It was a long time ago but as a little kid I remember my Dad coming home from deer camp dressed in a pair of red & black wool pants, a black leather belt with a Marbles knife and a short section of rope on it. It was always a big deal to touch his week long beard, being a career firefighter this was the only time Dad was not clean shaven.
Deer camp was an old camper trailer hauled to a section of State land with the family station wagon. Dad and his brothers purchased the trailer shortly after they returned from the military Dad having served in the Korean war. It was obvious to me even then that deer camp was always a big deal…and I wanted nothing more than to be included in the excitement.
Back then you had to be 14 years old before you could hunt deer and I guess knowing that I had to wait all those years had something to do with my fascination. Family vacations in those days were always spent camping somewhere in northern Michigan and whenever a deer was spotted it was always a big deal.
The Christmas before I turned 14 I received a Marlin lever action rifle with a 4x Weaver scope. (yes I still have it) As great as that was in a way it just added to the anticipation of a deer season that was many months away.
My first week in deer camp started with a long drive on November 13th with my Dad and older brother. We would have one day to do some quick scouting and then were up well before daylight on opening day.
There were no box blinds or pop up’s and there was no baiting or electric socks, there was no blaze orange either. There was a hand warmer that looked like a large cigarette lighter in a red felt bag. It burned for several hours on lighter fluid and it did help to keep a kids hands warm during those long hours sitting on a log or fold up camp chair.
My first year I dressed in an extra large pair of red coveralls with layers of flannel shirts and wool socks and even though I do not remember it being terribly cold that year I know I was still cold every day. A lack of deer sightings didn’t help to much either.
Dad would park me somewhere with the instruction to sit until he came back for me, if you see a deer with antlers as long as it’s ears it’s a legal buck, aim just behind the shoulder and shoot, preferably when it is broadside. There were no antler restrictions and no thoughts of the trophy hunting we see on tv today. We hunted one week of the year and any buck was a trophy.

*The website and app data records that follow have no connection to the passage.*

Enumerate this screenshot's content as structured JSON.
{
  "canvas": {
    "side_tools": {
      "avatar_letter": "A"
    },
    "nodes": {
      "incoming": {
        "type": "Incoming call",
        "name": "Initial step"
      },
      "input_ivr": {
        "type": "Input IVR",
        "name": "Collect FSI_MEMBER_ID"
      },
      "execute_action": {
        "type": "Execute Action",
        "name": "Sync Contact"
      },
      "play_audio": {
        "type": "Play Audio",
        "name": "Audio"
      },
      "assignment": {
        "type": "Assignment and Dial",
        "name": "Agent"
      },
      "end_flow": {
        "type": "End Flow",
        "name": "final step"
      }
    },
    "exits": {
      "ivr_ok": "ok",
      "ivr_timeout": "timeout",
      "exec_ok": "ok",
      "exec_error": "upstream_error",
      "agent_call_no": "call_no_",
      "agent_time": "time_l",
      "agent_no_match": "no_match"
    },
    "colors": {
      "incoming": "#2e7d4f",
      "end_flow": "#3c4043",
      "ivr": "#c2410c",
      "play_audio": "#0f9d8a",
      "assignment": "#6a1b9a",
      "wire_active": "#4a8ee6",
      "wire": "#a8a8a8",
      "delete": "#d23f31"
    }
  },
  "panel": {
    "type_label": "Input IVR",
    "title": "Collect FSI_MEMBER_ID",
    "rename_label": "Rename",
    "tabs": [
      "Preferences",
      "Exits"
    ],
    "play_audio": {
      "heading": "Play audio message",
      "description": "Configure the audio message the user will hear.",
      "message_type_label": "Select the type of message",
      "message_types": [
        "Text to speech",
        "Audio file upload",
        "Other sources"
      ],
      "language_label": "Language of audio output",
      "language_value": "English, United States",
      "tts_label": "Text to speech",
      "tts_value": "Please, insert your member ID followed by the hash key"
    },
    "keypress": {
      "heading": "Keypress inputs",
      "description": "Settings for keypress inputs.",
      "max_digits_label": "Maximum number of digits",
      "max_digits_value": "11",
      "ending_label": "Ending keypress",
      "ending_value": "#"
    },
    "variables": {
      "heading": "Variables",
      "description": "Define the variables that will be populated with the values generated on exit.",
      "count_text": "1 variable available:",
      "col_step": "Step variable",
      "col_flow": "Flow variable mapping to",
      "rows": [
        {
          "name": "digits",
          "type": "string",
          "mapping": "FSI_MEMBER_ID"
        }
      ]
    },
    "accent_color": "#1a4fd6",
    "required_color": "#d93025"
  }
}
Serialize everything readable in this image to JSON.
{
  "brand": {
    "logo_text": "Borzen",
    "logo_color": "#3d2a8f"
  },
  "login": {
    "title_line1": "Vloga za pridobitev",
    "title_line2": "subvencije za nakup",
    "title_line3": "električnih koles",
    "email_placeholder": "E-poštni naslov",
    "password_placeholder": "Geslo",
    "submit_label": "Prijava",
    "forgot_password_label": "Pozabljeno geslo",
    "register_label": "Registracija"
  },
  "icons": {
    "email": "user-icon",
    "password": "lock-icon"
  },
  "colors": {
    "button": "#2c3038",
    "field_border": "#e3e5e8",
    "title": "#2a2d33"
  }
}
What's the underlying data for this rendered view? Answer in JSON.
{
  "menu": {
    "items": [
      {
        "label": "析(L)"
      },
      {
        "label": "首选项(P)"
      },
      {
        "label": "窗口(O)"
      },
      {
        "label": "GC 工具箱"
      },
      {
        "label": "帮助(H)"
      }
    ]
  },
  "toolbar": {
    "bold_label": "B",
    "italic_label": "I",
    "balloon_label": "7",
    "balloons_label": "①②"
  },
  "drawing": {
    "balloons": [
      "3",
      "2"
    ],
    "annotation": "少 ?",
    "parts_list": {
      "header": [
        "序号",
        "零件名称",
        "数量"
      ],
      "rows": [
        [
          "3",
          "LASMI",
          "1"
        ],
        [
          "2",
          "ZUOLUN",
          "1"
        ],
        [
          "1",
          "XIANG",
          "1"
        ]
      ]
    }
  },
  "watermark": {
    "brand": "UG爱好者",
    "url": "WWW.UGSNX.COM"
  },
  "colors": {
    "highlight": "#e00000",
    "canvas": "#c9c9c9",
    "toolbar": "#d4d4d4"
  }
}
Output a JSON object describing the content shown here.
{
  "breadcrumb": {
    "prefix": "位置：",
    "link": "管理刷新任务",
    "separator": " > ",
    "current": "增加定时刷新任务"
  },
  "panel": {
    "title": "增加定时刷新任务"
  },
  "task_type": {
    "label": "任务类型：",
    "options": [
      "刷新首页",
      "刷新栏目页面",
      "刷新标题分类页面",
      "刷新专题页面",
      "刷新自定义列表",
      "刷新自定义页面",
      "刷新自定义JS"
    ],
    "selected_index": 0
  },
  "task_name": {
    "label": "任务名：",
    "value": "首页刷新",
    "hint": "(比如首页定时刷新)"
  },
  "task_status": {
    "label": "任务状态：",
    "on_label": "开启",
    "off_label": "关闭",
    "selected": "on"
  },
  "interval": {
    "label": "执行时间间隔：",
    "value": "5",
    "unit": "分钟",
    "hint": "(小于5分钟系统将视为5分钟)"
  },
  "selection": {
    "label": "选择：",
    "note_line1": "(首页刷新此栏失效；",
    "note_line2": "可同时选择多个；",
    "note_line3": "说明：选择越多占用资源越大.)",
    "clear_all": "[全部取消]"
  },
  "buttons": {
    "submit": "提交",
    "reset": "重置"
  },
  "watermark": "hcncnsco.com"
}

The old trailer had a couple of sets of antlers hanging on the walls and the evenings after supper were spent reliving the stories of how the big ten point was taken or how another big buck was missed by someone. After a couple of years I noticed that the stories changed a little depending on who was doing the story telling but we always looked forward to them year after year.
This was also the place where I learned some pretty classic terms associated exclusively to deer camp. “Daylight in the swamp” was always shouted by someone a good two hours before the sun was even close to brightening the horizon in the east. It took a while before my 14 year old mind figured out why they did that, didn’t it seem to get light in the swamp later than just about everywhere else ? Then there was the friendly harassment of anyone who shot a small buck. They all would have shot a legal spike but that didn’t stop them from using the “near deer” term to describe this poor specimen as they placed it on the buck pole and every night thereafter as everyone related the stories of the day.
Occasionally someone would say, “be quiet, I think I can hear his momma calling him” yes that one seems especially cruel but the reality was that guy was usually the one with a smile on his face as they drove home at the end of the week. Any buck was a good buck. One of my cousins hunted for several years before ever seeing a buck and when he finally did it turned out to be a single antlered spike. That didn’t lessen his happiness but it sure made him the target of many “near deer” type jokes. His brother suggested he now had a hat or coat hook for the wall. A friend of his was there hunting with us and the day he left they tied that little buck to the front of his VW Beetle, the last thing he said when he drove away was, everyone is going to say “look, Mike hit a dog !”
There were a lot of years when I looked out the car windows at all the deer on other hunter’s cars and trucks. There were a lot of nice bucks spotted on the way home and seeing all those deer tagged by other hunters only drove my enthusiasm for deer season.
I learned how to use a compass that first year and I learned about sitting downwind of where I thought a deer may come from and what a buck rub and scrape looked like. Other than Michigan Outdoors and the classic Outdoor Life magazines none of that stuff readily available. It just wasn’t on TV like it is now. Trail camera, what is that? They would not be invented for many years.
2015 was my 42nd firearm deer season here in northern Michigan. I saw only four deer and didn’t fire a shot. I have an antlerless tag but decided that the one deer I tagged during bow season would probably be enough meat in the freezer so I waited hoping for a buck. The muzzleloader season is not quite over and there is still the rest of the December bow season so I am not quite done hunting. My Dad is in his 80’s and still hunts every year. Like him I am already thinking about next year.
“Daylight in the swamp”
By: Jim Kushner